Tech Specs

“Hard to Please”

Owner: Mickey Jimenez

Vehicle: 1965 Impala Convertible

City/State: Fresno, CA

Club: Carnales Unidos

Engine: The Impala was fitted with a Small Block 350 with Vortec center bolt heads, an Edelbrock Endurashine Intake and Carb, March serpentine pulleys, a Walter Prosper air cleaner with valve covers, Taylor spark plug wires, a Be Cool aluminum radiator, Cool Flex radiator tubing, a CPP booster and a hidden Optima battery.

Suspension: In addition to molded tubular arms, the Chevy has CPP disk brakes, and a Magnaflow exhaust, with Moreno’s Polishing in Fresno handling all of the chrome work.

Interior/Mods: The Impala has a molded hood, trunk lid, trunk floor and rear deck. The dash was molded closed and painted. A custom fiberglass center console was built and Krazy Kutting out of AZ provided the car’s custom grill. Mario at Pro Cut Upholstery added the leather, suede, and marlin skin and the custom bucket seats. The car was also fitted with a Dakota Digital dash, and Engraving by Fat Cat in Fresno.
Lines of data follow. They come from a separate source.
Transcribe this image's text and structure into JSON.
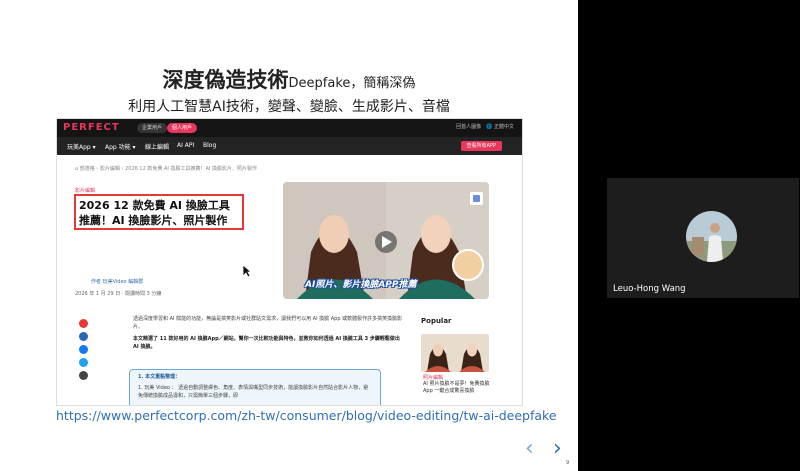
{
  "slide": {
    "title_main": "深度偽造技術",
    "title_term": "Deepfake",
    "title_suffix": "，簡稱深偽",
    "subtitle": "利用人工智慧AI技術，變聲、變臉、生成影片、音檔",
    "url": "https://www.perfectcorp.com/zh-tw/consumer/blog/video-editing/tw-ai-deepfake",
    "page_number": "9",
    "nav_prev": "‹",
    "nav_next": "›"
  },
  "website": {
    "logo": "PERFECT",
    "pill_business": "企業用戶",
    "pill_personal": "個人用戶",
    "top_right": "回首人圖像　🌐 正體中文",
    "nav": [
      "玩美App ▾",
      "App 功能 ▾",
      "線上編輯",
      "AI API",
      "Blog"
    ],
    "cta": "查看所有APP",
    "breadcrumb": "⌂  部落格  ›  影片編輯  ›  2026 12 款免費 AI 換臉工具推薦！AI 換臉影片、照片製作",
    "category": "影片編輯",
    "headline": "2026 12 款免費 AI 換臉工具推薦！AI 換臉影片、照片製作",
    "author": "作者  玩美Video 編輯群",
    "date": "2026 年 1 月 29 日 · 閱讀時間 3 分鐘",
    "hero_caption": "AI照片、影片換臉APP推薦",
    "intro_1": "透過深度學習和 AI 賦能的功能，無論是搞笑影片或社群貼文需求，讓我們可以用 AI 換臉 App 或軟體製作許多搞笑換臉影片。",
    "intro_2": "本文精選了 11 款好用的 AI 換臉App／網站，幫你一次比較功能與特色，並教你如何透過 AI 換臉工具 3 步驟輕鬆做出 AI 換臉。",
    "summary_title": "1. 本文重點整理：",
    "summary_item": "1. 玩美 Video ： 透過自動調整膚色、角度、表情與嘴型同步技術，能讓換臉影片自然貼合影片人物，避免傳統換臉成品違和，只需簡單三個步驟，即",
    "popular_label": "Popular",
    "popular_category": "照片編輯",
    "popular_text": "AI 照片換臉不是夢！免費換臉 App 一鍵合成驚喜換臉"
  },
  "participant": {
    "name": "Leuo-Hong Wang"
  },
  "colors": {
    "brand": "#e8365d",
    "highlight_box": "#e53935",
    "link": "#2f6fb5"
  }
}
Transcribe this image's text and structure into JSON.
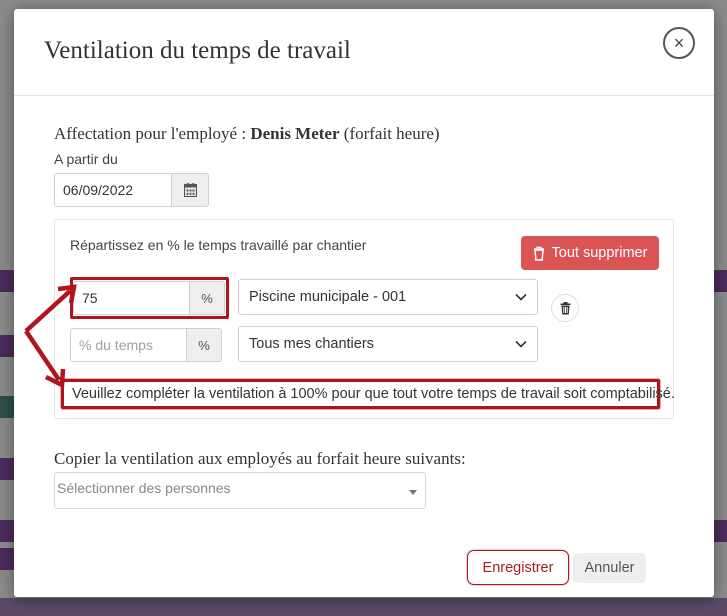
{
  "modal": {
    "title": "Ventilation du temps de travail",
    "close_label": "×"
  },
  "assignment": {
    "prefix": "Affectation pour l'employé : ",
    "employee_name": "Denis Meter",
    "suffix": " (forfait heure)"
  },
  "start_date": {
    "label": "A partir du",
    "value": "06/09/2022"
  },
  "ventilation": {
    "hint": "Répartissez en % le temps travaillé par chantier",
    "delete_all_label": "Tout supprimer",
    "rows": [
      {
        "percent_value": "75",
        "percent_placeholder": "% du temps",
        "unit": "%",
        "site": "Piscine municipale - 001"
      },
      {
        "percent_value": "",
        "percent_placeholder": "% du temps",
        "unit": "%",
        "site": "Tous mes chantiers"
      }
    ],
    "warning": "Veuillez compléter la ventilation à 100% pour que tout votre temps de travail soit comptabilisé."
  },
  "copy": {
    "label": "Copier la ventilation aux employés au forfait heure suivants:",
    "placeholder": "Sélectionner des personnes"
  },
  "footer": {
    "save_label": "Enregistrer",
    "cancel_label": "Annuler"
  },
  "colors": {
    "danger": "#db5454",
    "highlight": "#b0131c",
    "save_text": "#a81d23"
  },
  "icons": {
    "close": "close-icon",
    "calendar": "calendar-icon",
    "trash": "trash-icon",
    "chevron": "chevron-down-icon",
    "arrows": "annotation-arrow"
  }
}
Body/Paint: Joe Morales, of Joe’s Auto Works in Tulare, CA., used House of Kolor Candy Cobalt Blue, Oriental Blue, Teal Blue and few other mixes. Danny D is credited for the fine lines found all over the car. Mark at Sparkle Efx Flake provided the flake.

Setup: Two Red’s 779 Pesco Pumps and four Optima batteries control the Chevy’s movements.

Tires: Firestone FH380.

Wheels: 72 cross-laced Zenith.